BEGIN

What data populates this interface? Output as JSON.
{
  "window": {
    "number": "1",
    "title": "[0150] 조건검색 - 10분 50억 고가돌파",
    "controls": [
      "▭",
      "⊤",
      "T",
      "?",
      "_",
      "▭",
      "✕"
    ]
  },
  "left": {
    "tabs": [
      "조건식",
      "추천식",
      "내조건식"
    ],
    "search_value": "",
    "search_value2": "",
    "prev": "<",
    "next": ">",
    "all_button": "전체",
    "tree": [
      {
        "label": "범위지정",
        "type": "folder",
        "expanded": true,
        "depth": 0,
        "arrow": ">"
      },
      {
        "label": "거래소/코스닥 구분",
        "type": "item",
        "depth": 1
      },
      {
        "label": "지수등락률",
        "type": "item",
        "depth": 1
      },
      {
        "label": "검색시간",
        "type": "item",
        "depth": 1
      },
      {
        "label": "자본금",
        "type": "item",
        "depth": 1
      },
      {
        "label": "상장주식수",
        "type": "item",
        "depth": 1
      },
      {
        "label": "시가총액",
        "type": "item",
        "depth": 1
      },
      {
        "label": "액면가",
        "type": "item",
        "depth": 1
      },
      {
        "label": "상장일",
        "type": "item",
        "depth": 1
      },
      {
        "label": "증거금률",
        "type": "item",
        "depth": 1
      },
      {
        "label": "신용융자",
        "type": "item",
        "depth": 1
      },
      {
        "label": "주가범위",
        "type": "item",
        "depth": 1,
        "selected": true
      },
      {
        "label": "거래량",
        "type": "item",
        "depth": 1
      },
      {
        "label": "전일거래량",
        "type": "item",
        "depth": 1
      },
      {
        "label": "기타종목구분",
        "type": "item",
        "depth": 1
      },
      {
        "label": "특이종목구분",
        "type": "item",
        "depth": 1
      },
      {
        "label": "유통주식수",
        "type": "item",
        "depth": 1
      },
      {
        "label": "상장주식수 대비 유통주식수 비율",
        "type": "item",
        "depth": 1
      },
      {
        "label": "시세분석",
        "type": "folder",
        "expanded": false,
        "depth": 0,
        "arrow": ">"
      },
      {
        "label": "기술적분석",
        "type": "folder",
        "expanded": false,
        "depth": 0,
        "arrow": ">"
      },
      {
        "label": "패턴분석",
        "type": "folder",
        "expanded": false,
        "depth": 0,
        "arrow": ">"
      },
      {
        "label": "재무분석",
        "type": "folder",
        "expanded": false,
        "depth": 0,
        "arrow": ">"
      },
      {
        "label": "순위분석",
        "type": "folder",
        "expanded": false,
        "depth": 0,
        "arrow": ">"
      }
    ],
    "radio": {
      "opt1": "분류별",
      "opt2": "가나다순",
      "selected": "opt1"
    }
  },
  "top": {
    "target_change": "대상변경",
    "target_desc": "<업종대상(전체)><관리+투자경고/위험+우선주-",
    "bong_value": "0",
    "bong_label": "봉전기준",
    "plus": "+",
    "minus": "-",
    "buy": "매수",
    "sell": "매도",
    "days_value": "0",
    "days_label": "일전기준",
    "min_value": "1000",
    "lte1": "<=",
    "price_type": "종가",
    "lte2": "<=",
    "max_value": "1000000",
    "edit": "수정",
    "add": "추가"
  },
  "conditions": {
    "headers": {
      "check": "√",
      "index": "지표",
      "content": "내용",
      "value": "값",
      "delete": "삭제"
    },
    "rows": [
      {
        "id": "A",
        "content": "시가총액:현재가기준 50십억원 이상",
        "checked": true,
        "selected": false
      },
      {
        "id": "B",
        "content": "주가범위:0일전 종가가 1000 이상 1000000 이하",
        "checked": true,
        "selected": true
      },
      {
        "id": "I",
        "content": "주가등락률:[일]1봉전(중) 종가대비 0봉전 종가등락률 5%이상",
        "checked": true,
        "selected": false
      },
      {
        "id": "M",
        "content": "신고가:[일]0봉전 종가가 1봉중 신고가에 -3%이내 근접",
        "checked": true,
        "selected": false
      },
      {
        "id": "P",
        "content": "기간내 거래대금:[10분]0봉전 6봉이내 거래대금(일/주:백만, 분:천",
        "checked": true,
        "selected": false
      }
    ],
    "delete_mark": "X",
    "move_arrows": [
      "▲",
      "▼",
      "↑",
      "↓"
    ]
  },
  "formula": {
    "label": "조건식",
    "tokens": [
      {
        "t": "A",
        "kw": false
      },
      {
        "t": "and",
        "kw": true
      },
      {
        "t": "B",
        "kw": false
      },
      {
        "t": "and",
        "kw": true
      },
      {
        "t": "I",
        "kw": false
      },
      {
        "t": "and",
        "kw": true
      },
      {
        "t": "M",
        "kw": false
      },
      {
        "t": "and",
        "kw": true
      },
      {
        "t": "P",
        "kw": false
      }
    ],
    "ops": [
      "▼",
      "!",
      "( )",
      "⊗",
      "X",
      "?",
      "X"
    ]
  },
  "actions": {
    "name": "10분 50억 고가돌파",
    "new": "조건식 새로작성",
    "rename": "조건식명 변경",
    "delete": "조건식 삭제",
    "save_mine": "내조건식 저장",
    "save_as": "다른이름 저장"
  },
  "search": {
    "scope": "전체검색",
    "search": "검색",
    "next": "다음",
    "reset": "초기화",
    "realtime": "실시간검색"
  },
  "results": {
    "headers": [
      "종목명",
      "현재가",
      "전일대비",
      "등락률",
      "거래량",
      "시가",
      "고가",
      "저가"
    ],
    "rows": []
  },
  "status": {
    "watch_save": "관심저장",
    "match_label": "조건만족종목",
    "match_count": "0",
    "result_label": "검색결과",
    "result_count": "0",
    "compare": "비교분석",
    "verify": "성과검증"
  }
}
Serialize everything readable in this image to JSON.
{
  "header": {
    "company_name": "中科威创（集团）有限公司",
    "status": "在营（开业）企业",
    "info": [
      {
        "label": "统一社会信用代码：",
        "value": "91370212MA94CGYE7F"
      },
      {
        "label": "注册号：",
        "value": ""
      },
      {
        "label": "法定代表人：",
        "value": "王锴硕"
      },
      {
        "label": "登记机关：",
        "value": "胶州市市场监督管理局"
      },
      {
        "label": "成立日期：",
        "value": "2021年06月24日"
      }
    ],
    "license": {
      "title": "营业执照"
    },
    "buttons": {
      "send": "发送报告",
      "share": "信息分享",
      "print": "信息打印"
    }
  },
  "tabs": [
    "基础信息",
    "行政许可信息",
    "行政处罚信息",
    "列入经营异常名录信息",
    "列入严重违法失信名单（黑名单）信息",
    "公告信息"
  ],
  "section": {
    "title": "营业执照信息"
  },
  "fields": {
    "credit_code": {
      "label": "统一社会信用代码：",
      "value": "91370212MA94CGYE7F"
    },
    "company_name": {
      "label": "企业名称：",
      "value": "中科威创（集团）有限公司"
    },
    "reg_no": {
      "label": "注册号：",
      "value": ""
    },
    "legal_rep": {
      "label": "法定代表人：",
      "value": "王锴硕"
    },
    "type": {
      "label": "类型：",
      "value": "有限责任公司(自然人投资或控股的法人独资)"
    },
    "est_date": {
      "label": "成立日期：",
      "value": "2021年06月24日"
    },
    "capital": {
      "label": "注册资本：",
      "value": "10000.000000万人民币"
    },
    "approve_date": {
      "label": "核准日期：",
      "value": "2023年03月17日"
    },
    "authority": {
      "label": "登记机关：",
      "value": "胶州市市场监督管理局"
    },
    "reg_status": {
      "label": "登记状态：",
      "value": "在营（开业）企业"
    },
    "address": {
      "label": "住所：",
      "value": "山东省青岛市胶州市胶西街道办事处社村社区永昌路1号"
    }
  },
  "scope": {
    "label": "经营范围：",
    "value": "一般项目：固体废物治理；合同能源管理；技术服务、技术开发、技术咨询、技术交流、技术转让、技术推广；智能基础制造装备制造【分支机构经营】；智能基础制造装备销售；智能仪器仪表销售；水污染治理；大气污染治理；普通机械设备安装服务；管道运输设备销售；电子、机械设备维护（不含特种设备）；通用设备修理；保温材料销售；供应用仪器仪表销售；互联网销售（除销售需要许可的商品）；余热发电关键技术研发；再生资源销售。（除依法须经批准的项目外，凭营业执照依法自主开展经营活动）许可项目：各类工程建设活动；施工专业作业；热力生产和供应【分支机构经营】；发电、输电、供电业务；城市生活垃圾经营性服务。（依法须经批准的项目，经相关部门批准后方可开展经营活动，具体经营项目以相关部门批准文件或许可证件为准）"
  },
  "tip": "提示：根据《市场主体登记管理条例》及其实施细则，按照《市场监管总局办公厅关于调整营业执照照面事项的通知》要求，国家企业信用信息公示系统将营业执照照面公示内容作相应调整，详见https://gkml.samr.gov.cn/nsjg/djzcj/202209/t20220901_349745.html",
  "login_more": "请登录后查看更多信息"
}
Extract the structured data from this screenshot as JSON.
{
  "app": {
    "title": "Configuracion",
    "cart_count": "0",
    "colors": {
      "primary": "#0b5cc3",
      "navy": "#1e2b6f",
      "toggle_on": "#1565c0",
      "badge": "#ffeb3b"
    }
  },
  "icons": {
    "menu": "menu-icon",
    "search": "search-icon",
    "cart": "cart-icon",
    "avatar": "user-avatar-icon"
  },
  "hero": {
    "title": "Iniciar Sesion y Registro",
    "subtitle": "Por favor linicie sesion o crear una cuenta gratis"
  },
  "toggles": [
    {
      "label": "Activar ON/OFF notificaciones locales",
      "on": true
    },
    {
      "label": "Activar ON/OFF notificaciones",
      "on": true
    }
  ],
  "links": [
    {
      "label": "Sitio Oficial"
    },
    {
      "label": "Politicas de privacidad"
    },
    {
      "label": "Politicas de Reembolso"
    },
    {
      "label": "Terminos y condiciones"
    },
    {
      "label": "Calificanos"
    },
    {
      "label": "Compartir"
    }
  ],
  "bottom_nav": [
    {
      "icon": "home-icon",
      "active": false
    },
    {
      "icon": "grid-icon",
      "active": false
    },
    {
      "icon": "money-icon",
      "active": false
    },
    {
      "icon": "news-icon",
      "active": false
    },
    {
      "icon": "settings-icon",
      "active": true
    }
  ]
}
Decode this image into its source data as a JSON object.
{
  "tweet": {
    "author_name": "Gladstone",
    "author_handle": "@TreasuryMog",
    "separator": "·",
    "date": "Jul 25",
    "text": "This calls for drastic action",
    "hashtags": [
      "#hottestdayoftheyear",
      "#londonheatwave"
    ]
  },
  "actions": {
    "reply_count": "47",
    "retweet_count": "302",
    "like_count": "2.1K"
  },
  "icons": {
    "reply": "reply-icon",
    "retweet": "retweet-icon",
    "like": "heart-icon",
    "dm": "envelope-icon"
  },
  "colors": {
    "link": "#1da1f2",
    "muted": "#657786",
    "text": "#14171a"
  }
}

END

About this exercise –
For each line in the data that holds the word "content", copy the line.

Solution below –
      "content": "내용",
        "content": "시가총액:현재가기준 50십억원 이상",
        "content": "주가범위:0일전 종가가 1000 이상 1000000 이하",
        "content": "주가등락률:[일]1봉전(중) 종가대비 0봉전 종가등락률 5%이상",
        "content": "신고가:[일]0봉전 종가가 1봉중 신고가에 -3%이내 근접",
        "content": "기간내 거래대금:[10분]0봉전 6봉이내 거래대금(일/주:백만, 분:천",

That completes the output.